According to the New York State Senate, there is new state legislation in motion that would combat the Internet Service Provider data privacy reversal that Trump just signed into law.

Senator Tim Kennedy (D-Buffalo) has introduced legislation that would ban this practice in New York State. The common-sense legislation would prohibit ISPs from selling customer browsing history and other personal information to third parties. As a public utility regulated by New York State, internet service providers must comply with state laws and regulations. This legislation would ensure that New Yorkers continue to benefit from the privacy laws that were implemented under President Obama’s administration.

If this goes through, it'll be great for New Yorkers. Perhaps other states will follow as well. But now, perhaps a larger question looms: if the Internet is classified as a public utility by the FCC, should the data be collected by ISPs in the first place? If they are the providers, sure, they probably have a right to collect the data, and yes, this New York legislation is a solid move on preventing them from selling your personal behavioral data for monetary/strategic gain.

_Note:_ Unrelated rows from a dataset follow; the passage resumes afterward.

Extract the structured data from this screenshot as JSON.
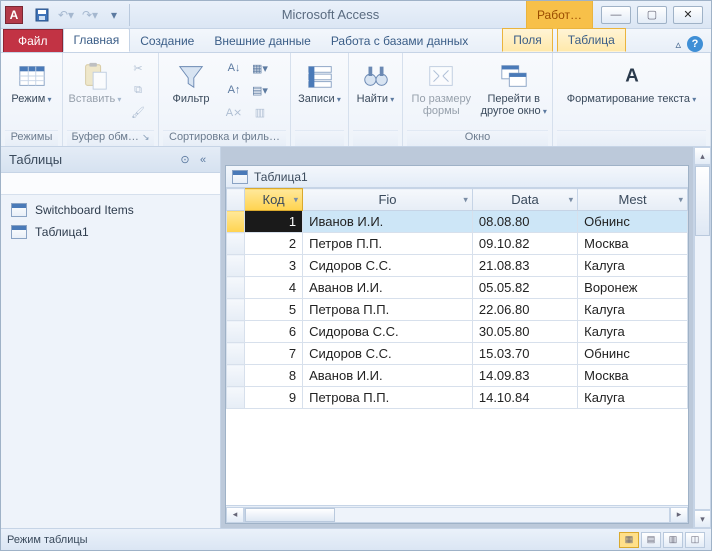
{
  "titlebar": {
    "app_title": "Microsoft Access",
    "context_title": "Работ…"
  },
  "tabs": {
    "file": "Файл",
    "items": [
      "Главная",
      "Создание",
      "Внешние данные",
      "Работа с базами данных"
    ],
    "context_items": [
      "Поля",
      "Таблица"
    ],
    "active_index": 0
  },
  "ribbon": {
    "groups": {
      "modes": {
        "label": "Режимы",
        "btn": "Режим"
      },
      "clipboard": {
        "label": "Буфер обм…",
        "btn": "Вставить"
      },
      "sortfilter": {
        "label": "Сортировка и филь…",
        "btn": "Фильтр"
      },
      "records": {
        "label": "",
        "btn": "Записи"
      },
      "find": {
        "label": "",
        "btn": "Найти"
      },
      "window": {
        "label": "Окно",
        "btn_fit": "По размеру формы",
        "btn_switch": "Перейти в другое окно"
      },
      "textfmt": {
        "label": "",
        "btn": "Форматирование текста"
      }
    }
  },
  "nav": {
    "header": "Таблицы",
    "items": [
      "Switchboard Items",
      "Таблица1"
    ]
  },
  "subwindow": {
    "title": "Таблица1"
  },
  "grid": {
    "columns": [
      "Код",
      "Fio",
      "Data",
      "Mest"
    ],
    "selected_column": 0,
    "selected_row": 0,
    "rows": [
      {
        "code": "1",
        "fio": "Иванов И.И.",
        "data": "08.08.80",
        "mesto": "Обнинс"
      },
      {
        "code": "2",
        "fio": "Петров П.П.",
        "data": "09.10.82",
        "mesto": "Москва"
      },
      {
        "code": "3",
        "fio": "Сидоров С.С.",
        "data": "21.08.83",
        "mesto": "Калуга"
      },
      {
        "code": "4",
        "fio": "Аванов И.И.",
        "data": "05.05.82",
        "mesto": "Воронеж"
      },
      {
        "code": "5",
        "fio": "Петрова П.П.",
        "data": "22.06.80",
        "mesto": "Калуга"
      },
      {
        "code": "6",
        "fio": "Сидорова С.С.",
        "data": "30.05.80",
        "mesto": "Калуга"
      },
      {
        "code": "7",
        "fio": "Сидоров С.С.",
        "data": "15.03.70",
        "mesto": "Обнинс"
      },
      {
        "code": "8",
        "fio": "Аванов И.И.",
        "data": "14.09.83",
        "mesto": "Москва"
      },
      {
        "code": "9",
        "fio": "Петрова П.П.",
        "data": "14.10.84",
        "mesto": "Калуга"
      }
    ]
  },
  "statusbar": {
    "text": "Режим таблицы"
  }
}
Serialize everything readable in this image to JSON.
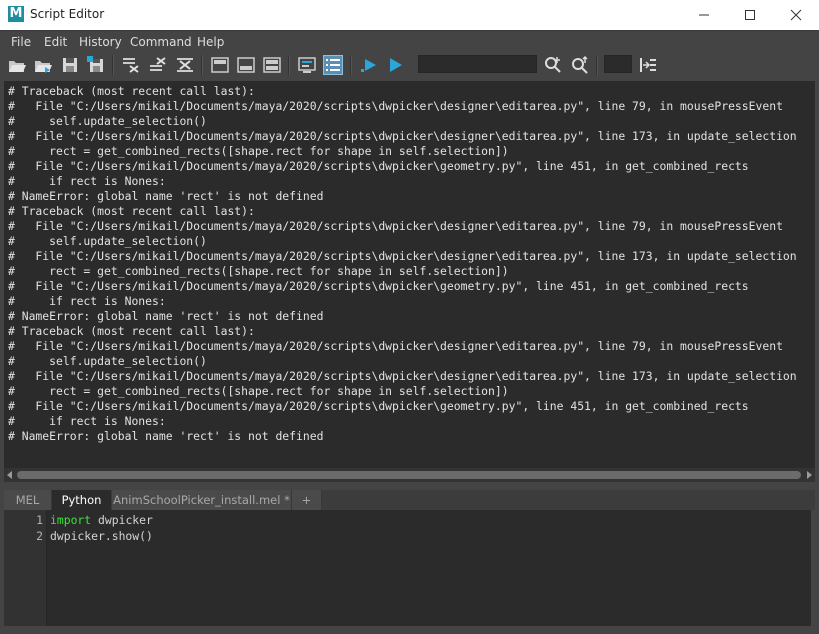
{
  "window": {
    "title": "Script Editor",
    "app_icon_letter": "M",
    "controls": [
      "minimize-icon",
      "maximize-icon",
      "close-icon"
    ]
  },
  "menu": [
    "File",
    "Edit",
    "History",
    "Command",
    "Help"
  ],
  "toolbar": {
    "icons": [
      "open-script-icon",
      "source-script-icon",
      "save-script-icon",
      "save-script-to-shelf-icon",
      "clear-history-icon",
      "clear-input-icon",
      "clear-all-icon",
      "show-history-only-icon",
      "show-input-only-icon",
      "show-both-icon",
      "echo-all-commands-icon",
      "show-line-numbers-icon",
      "execute-all-icon",
      "execute-icon",
      "search-icon",
      "search-next-icon",
      "goto-line-icon"
    ],
    "search_value": "",
    "line_value": ""
  },
  "output": {
    "lines": [
      "# Traceback (most recent call last):",
      "#   File \"C:/Users/mikail/Documents/maya/2020/scripts\\dwpicker\\designer\\editarea.py\", line 79, in mousePressEvent",
      "#     self.update_selection()",
      "#   File \"C:/Users/mikail/Documents/maya/2020/scripts\\dwpicker\\designer\\editarea.py\", line 173, in update_selection",
      "#     rect = get_combined_rects([shape.rect for shape in self.selection])",
      "#   File \"C:/Users/mikail/Documents/maya/2020/scripts\\dwpicker\\geometry.py\", line 451, in get_combined_rects",
      "#     if rect is Nones:",
      "# NameError: global name 'rect' is not defined",
      "# Traceback (most recent call last):",
      "#   File \"C:/Users/mikail/Documents/maya/2020/scripts\\dwpicker\\designer\\editarea.py\", line 79, in mousePressEvent",
      "#     self.update_selection()",
      "#   File \"C:/Users/mikail/Documents/maya/2020/scripts\\dwpicker\\designer\\editarea.py\", line 173, in update_selection",
      "#     rect = get_combined_rects([shape.rect for shape in self.selection])",
      "#   File \"C:/Users/mikail/Documents/maya/2020/scripts\\dwpicker\\geometry.py\", line 451, in get_combined_rects",
      "#     if rect is Nones:",
      "# NameError: global name 'rect' is not defined",
      "# Traceback (most recent call last):",
      "#   File \"C:/Users/mikail/Documents/maya/2020/scripts\\dwpicker\\designer\\editarea.py\", line 79, in mousePressEvent",
      "#     self.update_selection()",
      "#   File \"C:/Users/mikail/Documents/maya/2020/scripts\\dwpicker\\designer\\editarea.py\", line 173, in update_selection",
      "#     rect = get_combined_rects([shape.rect for shape in self.selection])",
      "#   File \"C:/Users/mikail/Documents/maya/2020/scripts\\dwpicker\\geometry.py\", line 451, in get_combined_rects",
      "#     if rect is Nones:",
      "# NameError: global name 'rect' is not defined"
    ]
  },
  "tabs": [
    {
      "label": "MEL",
      "active": false
    },
    {
      "label": "Python",
      "active": true
    },
    {
      "label": "AnimSchoolPicker_install.mel *",
      "active": false
    },
    {
      "label": "+",
      "active": false
    }
  ],
  "editor": {
    "lines": [
      {
        "number": "1",
        "keyword": "import",
        "rest": " dwpicker"
      },
      {
        "number": "2",
        "keyword": "",
        "rest": "dwpicker.show()"
      }
    ]
  },
  "colors": {
    "keyword": "#39e339",
    "background": "#444444",
    "panel": "#2b2b2b",
    "accent_icon": "#2aa6d8"
  }
}
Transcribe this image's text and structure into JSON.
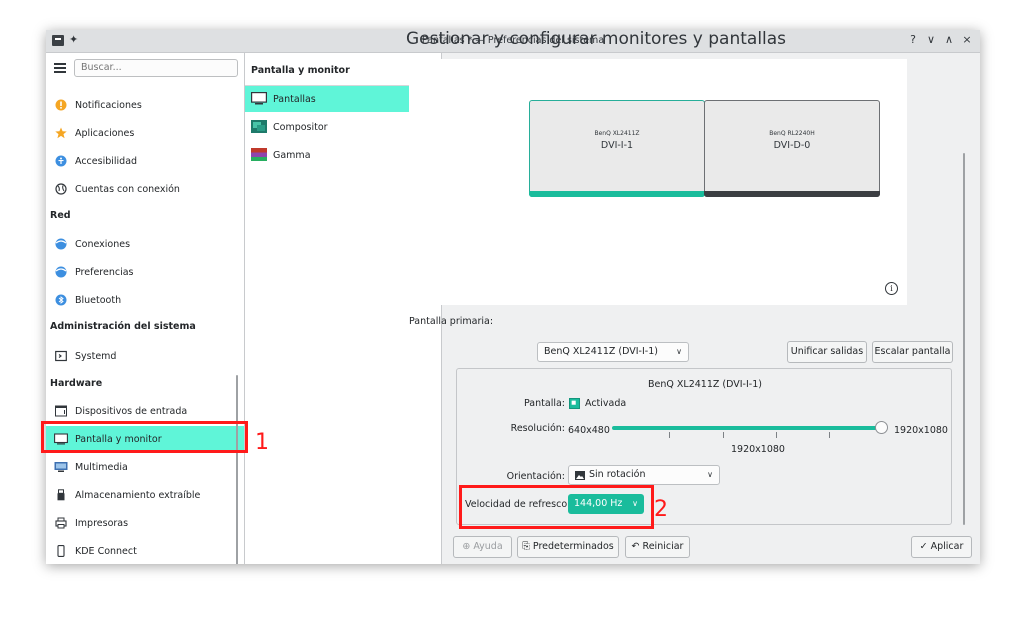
{
  "window": {
    "title": "Pantallas * — Preferencias del sistema",
    "controls": {
      "help": "?",
      "minimize": "∨",
      "maximize": "∧",
      "close": "×"
    }
  },
  "sidebar": {
    "search_placeholder": "Buscar...",
    "items": [
      {
        "label": "Notificaciones",
        "icon": "notification-icon",
        "color": "#f5a623"
      },
      {
        "label": "Aplicaciones",
        "icon": "star-icon",
        "color": "#f5a623"
      },
      {
        "label": "Accesibilidad",
        "icon": "accessibility-icon",
        "color": "#3d8fe0"
      },
      {
        "label": "Cuentas con conexión",
        "icon": "globe-icon",
        "color": "#31363b"
      },
      {
        "label": "Conexiones",
        "icon": "network-icon",
        "color": "#3d8fe0"
      },
      {
        "label": "Preferencias",
        "icon": "network-preferences-icon",
        "color": "#3d8fe0"
      },
      {
        "label": "Bluetooth",
        "icon": "bluetooth-icon",
        "color": "#3d8fe0"
      },
      {
        "label": "Systemd",
        "icon": "terminal-icon",
        "color": "#31363b"
      },
      {
        "label": "Dispositivos de entrada",
        "icon": "keyboard-icon",
        "color": "#31363b"
      },
      {
        "label": "Pantalla y monitor",
        "icon": "monitor-icon",
        "color": "#31363b"
      },
      {
        "label": "Multimedia",
        "icon": "multimedia-icon",
        "color": "#31363b"
      },
      {
        "label": "Almacenamiento extraíble",
        "icon": "usb-icon",
        "color": "#31363b"
      },
      {
        "label": "Impresoras",
        "icon": "printer-icon",
        "color": "#31363b"
      },
      {
        "label": "KDE Connect",
        "icon": "phone-icon",
        "color": "#31363b"
      }
    ],
    "sections": [
      "Red",
      "Administración del sistema",
      "Hardware"
    ]
  },
  "subnav": {
    "title": "Pantalla y monitor",
    "items": [
      "Pantallas",
      "Compositor",
      "Gamma"
    ]
  },
  "main": {
    "title": "Gestionar y configurar monitores y pantallas",
    "monitors": [
      {
        "model": "BenQ XL2411Z",
        "connector": "DVI-I-1"
      },
      {
        "model": "BenQ RL2240H",
        "connector": "DVI-D-0"
      }
    ],
    "info_icon": "i",
    "primary_label": "Pantalla primaria:",
    "primary_value": "BenQ XL2411Z (DVI-I-1)",
    "unify_button": "Unificar salidas",
    "scale_button": "Escalar pantalla",
    "panel": {
      "title": "BenQ XL2411Z (DVI-I-1)",
      "display_label": "Pantalla:",
      "display_value": "Activada",
      "resolution_label": "Resolución:",
      "resolution_min": "640x480",
      "resolution_max": "1920x1080",
      "resolution_current": "1920x1080",
      "orientation_label": "Orientación:",
      "orientation_value": "Sin rotación",
      "refresh_label": "Velocidad de refresco:",
      "refresh_value": "144,00 Hz"
    }
  },
  "footer": {
    "help": "Ayuda",
    "defaults": "Predeterminados",
    "reset": "Reiniciar",
    "apply": "Aplicar"
  },
  "annotations": [
    "1",
    "2"
  ]
}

But someone, somewhere could argue this is akin to a shopping mall monitoring how many times you've taken a leak in their restroom, or how often you visit city parks and what you do there, or, perhaps, your electric company installing video cameras in your home to watch how you use their electricity.